A CNN October poll had Biden at 33 percent to 13 percent for Vermont senator Bernie Sanders, 9 percent for California senator Kamala Harris, 8 percent for Massachusetts senator Elizabeth Warren, 5 percent for 2004 nominee John Kerry and New Jersey senator Cory Booker, and 4 percent for ex-New York City mayor Michael Bloomberg and Texas congressman Beto O’Rourke. Other national polls have similar results with Clinton and Winfrey exceeding 10 percent in some polls.
But Biden isn’t the favorite despite his overwhelming lead in the polls, according to several political prognosticators.

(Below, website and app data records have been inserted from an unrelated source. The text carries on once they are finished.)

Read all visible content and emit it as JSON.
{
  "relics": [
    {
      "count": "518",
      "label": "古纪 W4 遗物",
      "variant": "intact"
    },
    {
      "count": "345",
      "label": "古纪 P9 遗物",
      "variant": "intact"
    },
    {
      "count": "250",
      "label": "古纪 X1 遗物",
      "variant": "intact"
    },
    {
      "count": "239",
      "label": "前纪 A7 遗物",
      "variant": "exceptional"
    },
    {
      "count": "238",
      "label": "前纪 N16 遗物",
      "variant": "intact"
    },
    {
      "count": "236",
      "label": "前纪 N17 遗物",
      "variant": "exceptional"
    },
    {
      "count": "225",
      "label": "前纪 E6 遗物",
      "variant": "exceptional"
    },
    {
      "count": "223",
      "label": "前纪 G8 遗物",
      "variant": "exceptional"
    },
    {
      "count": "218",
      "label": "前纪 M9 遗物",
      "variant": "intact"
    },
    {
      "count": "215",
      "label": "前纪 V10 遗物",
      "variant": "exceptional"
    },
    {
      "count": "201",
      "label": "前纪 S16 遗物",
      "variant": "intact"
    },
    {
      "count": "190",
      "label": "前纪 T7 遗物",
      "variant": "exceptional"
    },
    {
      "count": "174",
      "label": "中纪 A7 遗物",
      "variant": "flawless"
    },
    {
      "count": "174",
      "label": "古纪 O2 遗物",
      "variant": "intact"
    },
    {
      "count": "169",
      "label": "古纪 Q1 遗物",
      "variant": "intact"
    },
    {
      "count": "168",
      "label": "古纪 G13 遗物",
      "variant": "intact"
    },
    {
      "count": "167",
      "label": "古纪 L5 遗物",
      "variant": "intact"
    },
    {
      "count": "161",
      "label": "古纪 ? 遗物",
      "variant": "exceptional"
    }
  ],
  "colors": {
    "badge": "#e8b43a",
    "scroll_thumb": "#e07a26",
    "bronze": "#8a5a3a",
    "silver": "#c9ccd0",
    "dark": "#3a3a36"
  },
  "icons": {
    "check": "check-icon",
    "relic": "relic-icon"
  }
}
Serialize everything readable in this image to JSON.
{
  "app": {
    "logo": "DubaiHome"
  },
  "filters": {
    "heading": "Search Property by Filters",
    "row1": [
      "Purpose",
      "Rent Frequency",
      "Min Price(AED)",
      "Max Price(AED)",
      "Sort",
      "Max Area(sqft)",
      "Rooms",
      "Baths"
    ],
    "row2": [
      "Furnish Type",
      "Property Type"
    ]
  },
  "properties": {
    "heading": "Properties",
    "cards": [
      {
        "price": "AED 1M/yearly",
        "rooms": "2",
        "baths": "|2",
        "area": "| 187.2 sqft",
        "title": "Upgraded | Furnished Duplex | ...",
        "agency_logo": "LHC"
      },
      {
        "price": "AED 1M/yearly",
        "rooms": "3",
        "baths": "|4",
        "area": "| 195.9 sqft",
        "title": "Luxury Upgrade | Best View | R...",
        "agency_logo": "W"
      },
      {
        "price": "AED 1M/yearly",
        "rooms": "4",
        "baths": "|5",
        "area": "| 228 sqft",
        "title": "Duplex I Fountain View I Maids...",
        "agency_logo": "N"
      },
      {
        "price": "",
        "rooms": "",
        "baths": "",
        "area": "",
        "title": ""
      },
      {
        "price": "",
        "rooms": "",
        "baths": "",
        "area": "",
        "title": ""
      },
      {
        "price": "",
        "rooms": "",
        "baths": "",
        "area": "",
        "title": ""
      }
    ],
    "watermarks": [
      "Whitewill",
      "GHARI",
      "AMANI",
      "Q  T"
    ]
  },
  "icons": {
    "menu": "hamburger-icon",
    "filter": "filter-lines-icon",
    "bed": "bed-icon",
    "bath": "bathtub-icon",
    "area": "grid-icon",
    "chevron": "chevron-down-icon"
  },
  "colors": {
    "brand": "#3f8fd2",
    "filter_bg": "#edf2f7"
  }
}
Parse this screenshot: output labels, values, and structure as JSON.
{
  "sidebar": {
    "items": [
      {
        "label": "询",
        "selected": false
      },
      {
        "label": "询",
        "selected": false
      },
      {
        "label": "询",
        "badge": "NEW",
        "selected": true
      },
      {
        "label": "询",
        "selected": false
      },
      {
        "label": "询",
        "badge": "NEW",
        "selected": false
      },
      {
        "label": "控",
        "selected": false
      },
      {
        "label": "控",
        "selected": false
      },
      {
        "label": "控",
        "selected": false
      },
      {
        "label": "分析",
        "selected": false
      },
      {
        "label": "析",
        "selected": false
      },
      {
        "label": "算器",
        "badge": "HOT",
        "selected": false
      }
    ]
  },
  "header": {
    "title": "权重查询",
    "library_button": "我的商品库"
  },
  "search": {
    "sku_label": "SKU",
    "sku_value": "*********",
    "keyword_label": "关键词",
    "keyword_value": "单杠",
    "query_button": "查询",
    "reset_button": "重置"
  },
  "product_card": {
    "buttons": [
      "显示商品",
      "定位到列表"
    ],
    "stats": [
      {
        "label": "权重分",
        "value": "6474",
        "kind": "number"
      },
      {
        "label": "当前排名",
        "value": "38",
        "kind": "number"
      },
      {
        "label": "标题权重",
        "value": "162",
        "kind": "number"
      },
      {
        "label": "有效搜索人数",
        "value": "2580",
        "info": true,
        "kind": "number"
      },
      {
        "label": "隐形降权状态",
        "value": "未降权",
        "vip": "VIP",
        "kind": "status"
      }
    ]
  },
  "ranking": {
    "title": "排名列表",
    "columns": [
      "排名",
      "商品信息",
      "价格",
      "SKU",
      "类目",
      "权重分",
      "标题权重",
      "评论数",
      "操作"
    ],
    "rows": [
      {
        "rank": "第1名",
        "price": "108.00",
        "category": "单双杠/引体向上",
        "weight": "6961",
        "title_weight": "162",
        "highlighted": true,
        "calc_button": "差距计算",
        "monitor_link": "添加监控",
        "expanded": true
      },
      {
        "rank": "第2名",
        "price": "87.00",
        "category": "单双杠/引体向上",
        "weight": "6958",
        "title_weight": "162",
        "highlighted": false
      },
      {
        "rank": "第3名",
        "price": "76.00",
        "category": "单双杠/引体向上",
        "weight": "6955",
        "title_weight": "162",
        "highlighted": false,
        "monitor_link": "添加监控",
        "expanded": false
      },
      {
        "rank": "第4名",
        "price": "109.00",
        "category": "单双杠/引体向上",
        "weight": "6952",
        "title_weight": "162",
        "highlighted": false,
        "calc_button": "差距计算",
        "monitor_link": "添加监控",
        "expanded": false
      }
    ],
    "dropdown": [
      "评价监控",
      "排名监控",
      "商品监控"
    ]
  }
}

CNN asserts “Fauxcahontas” Warren is the favorite and Kamala Harris is ranked second.
Biden is third because “he’s an old white middle-of-the-road Democrat in a party that is getting younger, more diverse and more liberal.” In fact, CNN’s analysis is VERY dependent on Democrats’ affinity for identity politics with its prognosticators emphasizing how women and “people of color” had an advantage in the 2018 Congressional primaries.
The Washington Post ranked Biden fourth behind Bernie Sanders, Warren, and Harris. Following Biden is Corey Booker, N.Y. senator Kirsten Gillibrand, ex-Massachusetts governor Deval Patrick, ex-Virginia governor Terry McAuliffe, ex-attorney general Eric Holder, billionaire Michael Bloomberg, Connecticut senator Chris Murphy, N.Y. governor Andrew Cuomo, Ohio senator Sherrod Brown, New Orleans mayor Mitch Landrieu, and Oprah Winfrey.
Getting attention and recognition, of course, is significantly important to getting higher up in the polls. Politico identifies six Democrats “leading the 2020 media primary” — presidential candidates who are mentioned the most in print and social media articles. The six are Joe Biden, Corey Booker, Kamala Harris, Bernie Sanders, Elizabeth Warren, and Michael Avenatti.
The bottom line is that the 2020 general election presidential campaign is going to be a contest between President Trump and someone who might be severely wounded by the speeches and advertisements of 40 or 50 other candidates.
Trump triumphed in 2016 after a GOP primary process that was similar to what the 2020 Democratic primary process is shaping up to be, but are Democrats prepared to support a candidate who can unite them the way Trump united the GOP? As of today the answer to that question is very uncertain because it’s very uncertain who the Democratic Party presidential primary winner will be.